WORK REQUEST
With all images omitted, write out the records word for word.

INFORMATION SHOWN

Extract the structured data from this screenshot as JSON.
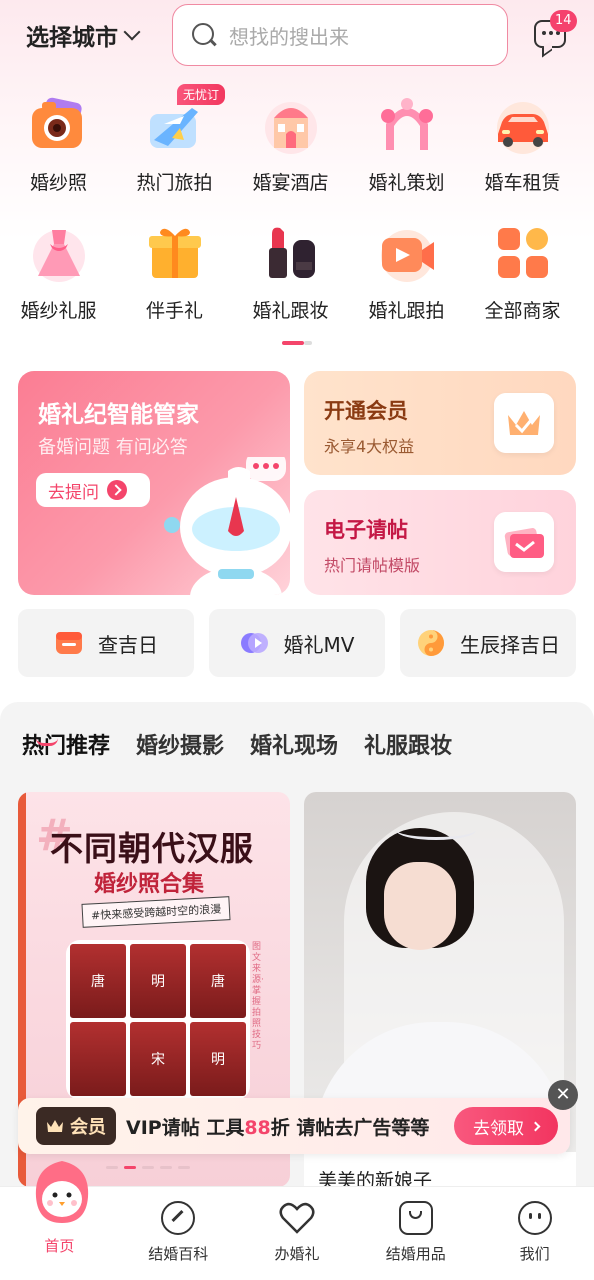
{
  "header": {
    "city_label": "选择城市",
    "search_placeholder": "想找的搜出来",
    "message_badge": "14"
  },
  "categories": [
    {
      "label": "婚纱照",
      "icon": "camera-icon"
    },
    {
      "label": "热门旅拍",
      "icon": "airplane-icon",
      "tag": "无忧订"
    },
    {
      "label": "婚宴酒店",
      "icon": "hotel-icon"
    },
    {
      "label": "婚礼策划",
      "icon": "arch-icon"
    },
    {
      "label": "婚车租赁",
      "icon": "car-icon"
    },
    {
      "label": "婚纱礼服",
      "icon": "dress-icon"
    },
    {
      "label": "伴手礼",
      "icon": "gift-icon"
    },
    {
      "label": "婚礼跟妆",
      "icon": "lipstick-icon"
    },
    {
      "label": "婚礼跟拍",
      "icon": "video-camera-icon"
    },
    {
      "label": "全部商家",
      "icon": "grid-icon"
    }
  ],
  "feature_cards": {
    "ai": {
      "title": "婚礼纪智能管家",
      "subtitle": "备婚问题 有问必答",
      "button": "去提问"
    },
    "vip": {
      "title": "开通会员",
      "subtitle": "永享4大权益"
    },
    "invitation": {
      "title": "电子请帖",
      "subtitle": "热门请帖模版"
    }
  },
  "tools": [
    {
      "label": "查吉日",
      "icon": "calendar-icon"
    },
    {
      "label": "婚礼MV",
      "icon": "play-icon"
    },
    {
      "label": "生辰择吉日",
      "icon": "yin-yang-icon"
    }
  ],
  "feed": {
    "tabs": [
      "热门推荐",
      "婚纱摄影",
      "婚礼现场",
      "礼服跟妆"
    ],
    "left_card": {
      "hash": "#",
      "title": "不同朝代汉服",
      "subtitle": "婚纱照合集",
      "tag": "#快来感受跨越时空的浪漫",
      "grid": [
        "唐",
        "明",
        "唐",
        "",
        "宋",
        "明"
      ],
      "side_text": "图文来源·掌握拍照技巧"
    },
    "right_card": {
      "name": "美美的新娘子"
    }
  },
  "promo": {
    "vip_label": "会员",
    "text_a": "VIP请帖 工具",
    "text_hl": "88",
    "text_b": "折 请帖去广告等等",
    "button": "去领取"
  },
  "bottom_nav": [
    {
      "label": "首页",
      "icon": "home-mascot-icon",
      "active": true
    },
    {
      "label": "结婚百科",
      "icon": "compass-icon"
    },
    {
      "label": "办婚礼",
      "icon": "heart-icon"
    },
    {
      "label": "结婚用品",
      "icon": "bag-icon"
    },
    {
      "label": "我们",
      "icon": "smile-icon"
    }
  ],
  "colors": {
    "accent": "#f4456b",
    "vip_title": "#8a3a12",
    "invitation_title": "#c41845"
  }
}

TASK RESPONSE
Extract the structured data from this screenshot as JSON.
{
  "header": {
    "city_label": "选择城市",
    "search_placeholder": "想找的搜出来",
    "message_badge": "14"
  },
  "categories": [
    {
      "label": "婚纱照",
      "icon": "camera-icon"
    },
    {
      "label": "热门旅拍",
      "icon": "airplane-icon",
      "tag": "无忧订"
    },
    {
      "label": "婚宴酒店",
      "icon": "hotel-icon"
    },
    {
      "label": "婚礼策划",
      "icon": "arch-icon"
    },
    {
      "label": "婚车租赁",
      "icon": "car-icon"
    },
    {
      "label": "婚纱礼服",
      "icon": "dress-icon"
    },
    {
      "label": "伴手礼",
      "icon": "gift-icon"
    },
    {
      "label": "婚礼跟妆",
      "icon": "lipstick-icon"
    },
    {
      "label": "婚礼跟拍",
      "icon": "video-camera-icon"
    },
    {
      "label": "全部商家",
      "icon": "grid-icon"
    }
  ],
  "feature_cards": {
    "ai": {
      "title": "婚礼纪智能管家",
      "subtitle": "备婚问题 有问必答",
      "button": "去提问"
    },
    "vip": {
      "title": "开通会员",
      "subtitle": "永享4大权益"
    },
    "invitation": {
      "title": "电子请帖",
      "subtitle": "热门请帖模版"
    }
  },
  "tools": [
    {
      "label": "查吉日",
      "icon": "calendar-icon"
    },
    {
      "label": "婚礼MV",
      "icon": "play-icon"
    },
    {
      "label": "生辰择吉日",
      "icon": "yin-yang-icon"
    }
  ],
  "feed": {
    "tabs": [
      "热门推荐",
      "婚纱摄影",
      "婚礼现场",
      "礼服跟妆"
    ],
    "left_card": {
      "hash": "#",
      "title": "不同朝代汉服",
      "subtitle": "婚纱照合集",
      "tag": "#快来感受跨越时空的浪漫",
      "grid": [
        "唐",
        "明",
        "唐",
        "",
        "宋",
        "明"
      ],
      "side_text": "图文来源·掌握拍照技巧"
    },
    "right_card": {
      "name": "美美的新娘子"
    }
  },
  "promo": {
    "vip_label": "会员",
    "text_a": "VIP请帖 工具",
    "text_hl": "88",
    "text_b": "折 请帖去广告等等",
    "button": "去领取"
  },
  "bottom_nav": [
    {
      "label": "首页",
      "icon": "home-mascot-icon",
      "active": true
    },
    {
      "label": "结婚百科",
      "icon": "compass-icon"
    },
    {
      "label": "办婚礼",
      "icon": "heart-icon"
    },
    {
      "label": "结婚用品",
      "icon": "bag-icon"
    },
    {
      "label": "我们",
      "icon": "smile-icon"
    }
  ],
  "colors": {
    "accent": "#f4456b",
    "vip_title": "#8a3a12",
    "invitation_title": "#c41845"
  }
}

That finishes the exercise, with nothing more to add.